Instructions for the task: Which lines below include "arrow"? Copy them all.

Segment Start: Data provided

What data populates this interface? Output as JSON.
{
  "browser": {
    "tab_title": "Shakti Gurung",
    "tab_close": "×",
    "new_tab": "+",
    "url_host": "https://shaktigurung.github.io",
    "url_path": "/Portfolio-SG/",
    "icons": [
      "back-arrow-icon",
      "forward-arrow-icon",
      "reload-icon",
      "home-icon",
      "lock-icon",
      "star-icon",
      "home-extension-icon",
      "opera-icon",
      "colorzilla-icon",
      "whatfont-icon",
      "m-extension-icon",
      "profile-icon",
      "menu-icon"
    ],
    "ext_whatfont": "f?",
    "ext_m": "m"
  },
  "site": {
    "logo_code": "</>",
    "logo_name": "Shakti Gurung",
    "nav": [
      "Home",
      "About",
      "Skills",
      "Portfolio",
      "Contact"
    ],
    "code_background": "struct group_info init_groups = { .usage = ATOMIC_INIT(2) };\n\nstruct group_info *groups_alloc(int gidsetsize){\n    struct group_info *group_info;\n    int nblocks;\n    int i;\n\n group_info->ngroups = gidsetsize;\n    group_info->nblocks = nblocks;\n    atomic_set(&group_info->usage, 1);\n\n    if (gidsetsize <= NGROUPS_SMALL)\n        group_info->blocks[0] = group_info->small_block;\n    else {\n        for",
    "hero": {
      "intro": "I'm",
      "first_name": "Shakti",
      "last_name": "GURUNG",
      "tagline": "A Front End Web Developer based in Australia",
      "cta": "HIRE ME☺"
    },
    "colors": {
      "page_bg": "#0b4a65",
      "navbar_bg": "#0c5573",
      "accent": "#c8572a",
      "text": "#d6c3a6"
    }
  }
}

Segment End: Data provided
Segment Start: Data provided

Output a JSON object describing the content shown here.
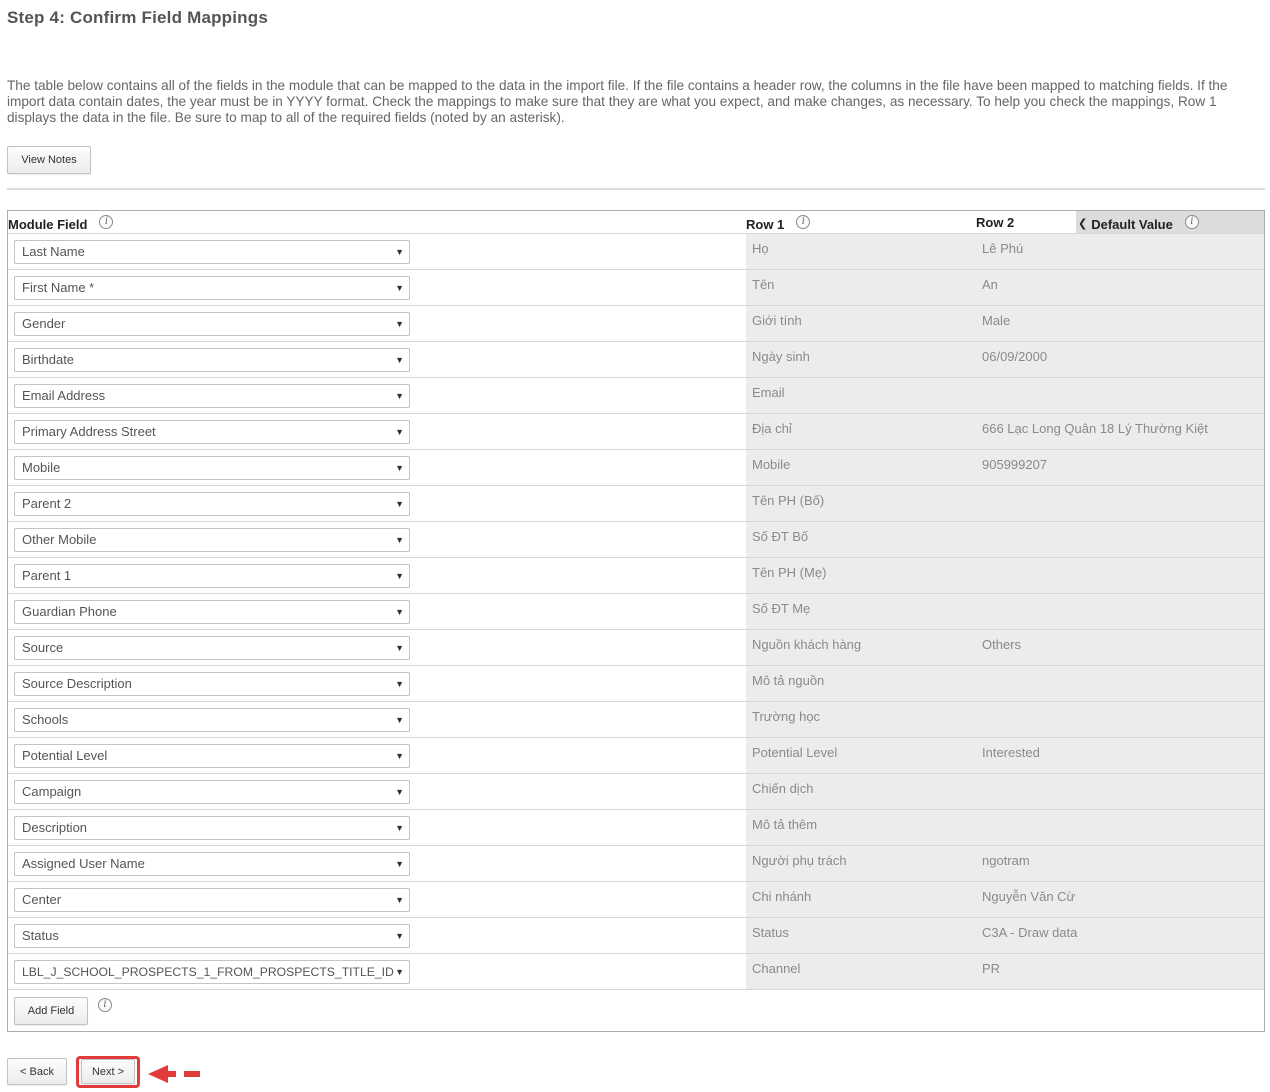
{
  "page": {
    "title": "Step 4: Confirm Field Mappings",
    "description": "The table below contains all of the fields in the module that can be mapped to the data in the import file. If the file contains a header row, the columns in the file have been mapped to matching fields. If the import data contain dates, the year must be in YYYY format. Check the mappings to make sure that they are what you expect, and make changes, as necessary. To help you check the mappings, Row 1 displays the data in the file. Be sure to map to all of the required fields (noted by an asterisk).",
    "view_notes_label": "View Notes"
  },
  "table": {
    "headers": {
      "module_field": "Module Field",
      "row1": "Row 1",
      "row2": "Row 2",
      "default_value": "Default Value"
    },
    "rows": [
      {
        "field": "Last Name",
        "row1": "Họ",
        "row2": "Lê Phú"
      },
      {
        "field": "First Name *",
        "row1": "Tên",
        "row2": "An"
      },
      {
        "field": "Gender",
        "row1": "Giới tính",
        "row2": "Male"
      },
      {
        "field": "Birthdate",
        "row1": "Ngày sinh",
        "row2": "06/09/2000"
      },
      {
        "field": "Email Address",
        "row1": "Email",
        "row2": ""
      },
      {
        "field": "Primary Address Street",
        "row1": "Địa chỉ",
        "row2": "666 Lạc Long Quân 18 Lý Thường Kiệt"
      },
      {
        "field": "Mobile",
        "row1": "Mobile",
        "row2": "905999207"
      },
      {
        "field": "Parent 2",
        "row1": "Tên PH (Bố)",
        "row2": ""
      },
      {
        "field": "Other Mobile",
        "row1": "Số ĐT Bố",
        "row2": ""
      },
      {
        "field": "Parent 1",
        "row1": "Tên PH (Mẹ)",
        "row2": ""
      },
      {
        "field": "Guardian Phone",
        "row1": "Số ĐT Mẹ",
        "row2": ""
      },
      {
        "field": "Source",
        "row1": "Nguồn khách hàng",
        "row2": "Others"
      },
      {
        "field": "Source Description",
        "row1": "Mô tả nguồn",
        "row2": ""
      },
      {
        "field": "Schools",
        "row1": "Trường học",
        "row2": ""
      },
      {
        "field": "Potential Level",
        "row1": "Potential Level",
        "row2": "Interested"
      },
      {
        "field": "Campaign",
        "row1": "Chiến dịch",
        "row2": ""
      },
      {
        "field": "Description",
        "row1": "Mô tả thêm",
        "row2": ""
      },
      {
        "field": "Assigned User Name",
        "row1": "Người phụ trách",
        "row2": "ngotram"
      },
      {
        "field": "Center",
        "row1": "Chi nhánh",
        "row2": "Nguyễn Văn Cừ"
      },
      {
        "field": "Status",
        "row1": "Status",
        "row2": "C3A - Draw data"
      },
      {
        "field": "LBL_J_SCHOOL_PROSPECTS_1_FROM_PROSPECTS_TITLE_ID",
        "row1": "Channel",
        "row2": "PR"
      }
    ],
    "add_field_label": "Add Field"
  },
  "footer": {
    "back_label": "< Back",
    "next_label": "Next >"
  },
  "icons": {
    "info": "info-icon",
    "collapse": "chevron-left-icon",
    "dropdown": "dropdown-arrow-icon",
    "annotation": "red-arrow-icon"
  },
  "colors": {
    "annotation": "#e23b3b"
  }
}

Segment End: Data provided
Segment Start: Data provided

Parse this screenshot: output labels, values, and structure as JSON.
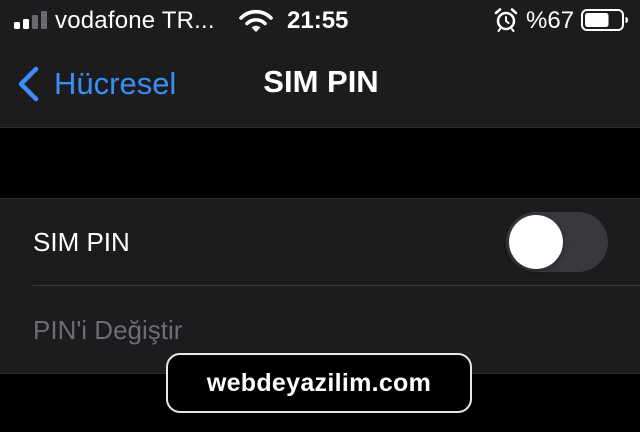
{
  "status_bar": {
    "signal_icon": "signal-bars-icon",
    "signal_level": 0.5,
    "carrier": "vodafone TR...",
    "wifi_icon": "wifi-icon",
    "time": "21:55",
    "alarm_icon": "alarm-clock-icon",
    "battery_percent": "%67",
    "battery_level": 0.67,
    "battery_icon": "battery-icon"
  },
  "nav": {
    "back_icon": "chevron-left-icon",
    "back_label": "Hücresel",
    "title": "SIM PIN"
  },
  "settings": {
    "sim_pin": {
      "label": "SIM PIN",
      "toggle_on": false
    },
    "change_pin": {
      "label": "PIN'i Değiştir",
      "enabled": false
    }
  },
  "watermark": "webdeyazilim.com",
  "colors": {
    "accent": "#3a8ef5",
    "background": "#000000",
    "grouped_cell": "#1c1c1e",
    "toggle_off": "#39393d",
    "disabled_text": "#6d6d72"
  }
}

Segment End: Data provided

Result:
      "back-arrow-icon",
      "forward-arrow-icon",
    "dropdown": "dropdown-arrow-icon",
    "annotation": "red-arrow-icon"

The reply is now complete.